Du tronar på minnen från fornstora da'r,
då ärat Ditt namn flög över jorden.
Jag vet att Du är och Du blir vad Du var.
Ja, jag vill leva, jag vill dö i Norden.

Jag vet att Du är och Du blir vad Du var.
Ja, jag vill leva, jag vill dö i Norden.

You ancient, you free, you mountainous north
You quiet, you joyful beauty!
I greet you, loveliest land upon Earth,
Your sun, your sky, your green landscapes.

I greet you, loveliest land upon Earth,
Your sun, your sky, your green landscapes.

You are enthroned on memories of great olden days,
When honoured your name flew across the Earth,
I know that you are and remain what you were,
Yes, I want to live, I want to die in the North.

I know that you are and remain what you were,
Yes, I want to live, I want to die in the North.
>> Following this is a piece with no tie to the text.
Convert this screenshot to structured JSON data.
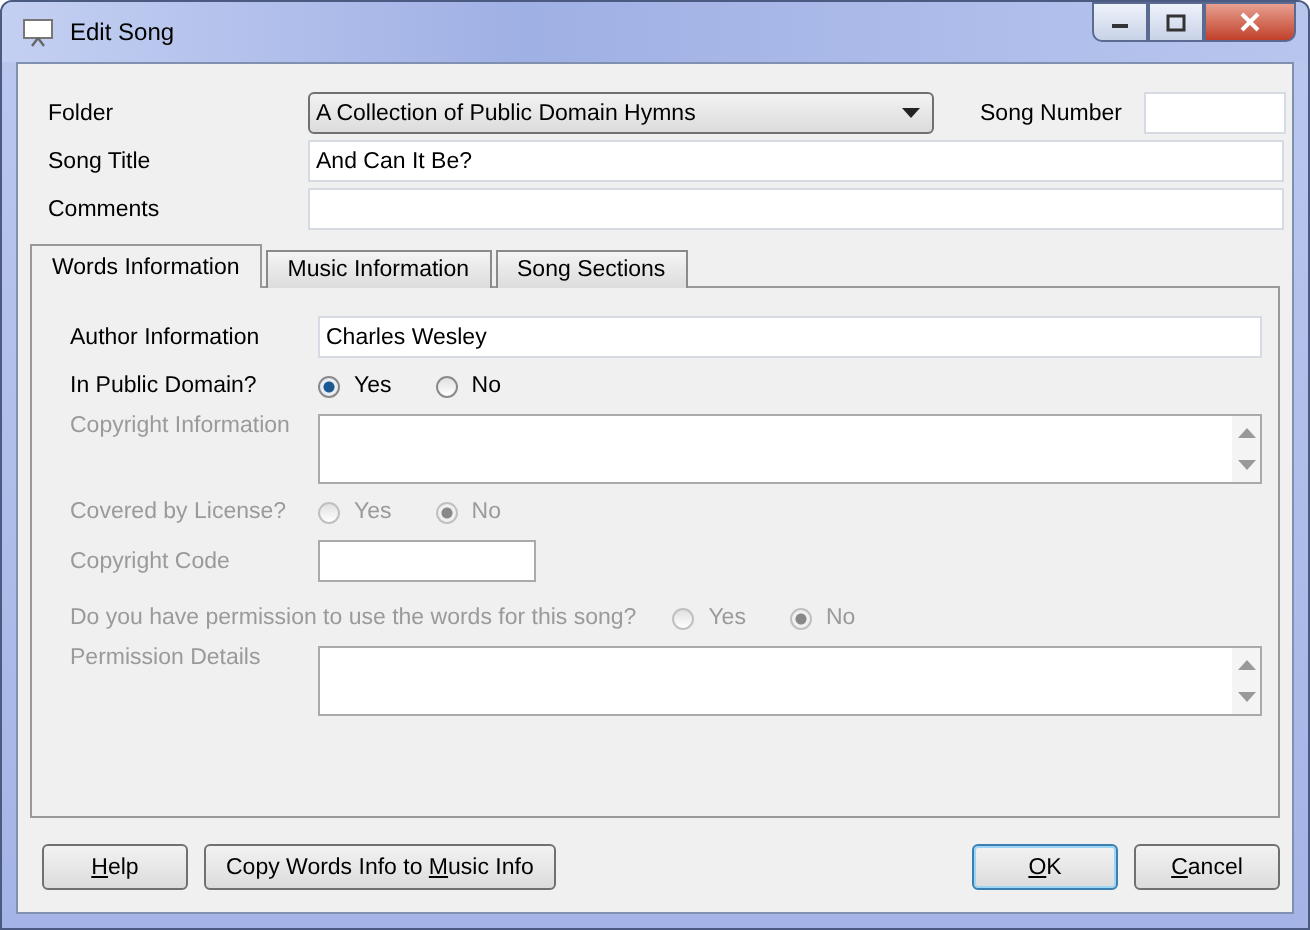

  • Unitary parliamentary constitutional monarchy
    • Monarch: Carl XVI Gustaf
    • Riksdag Speaker: Andreas Norlén
    • Prime Minister: Ulf Kristersson

  • Capital and largest city: Stockholm
  • Population: 10,380,491
  • Area: 450,295 km² (173,860 sq mi) (55th)
  • Currency: Swedish krona (kr) (SEK)
  • ISO-3166-1 Code: SE
  • Country calling code: 46
  • Highest point: Kebnekaise (2097 m/6,880 ft) (122nd)
  • Lowest point: Kristianstad (−2 m/−8 ft) (35th)

"Fälldin has been pestering me to talk about why I am a socialist..." note 
Olof Palme during the 1982 election debates.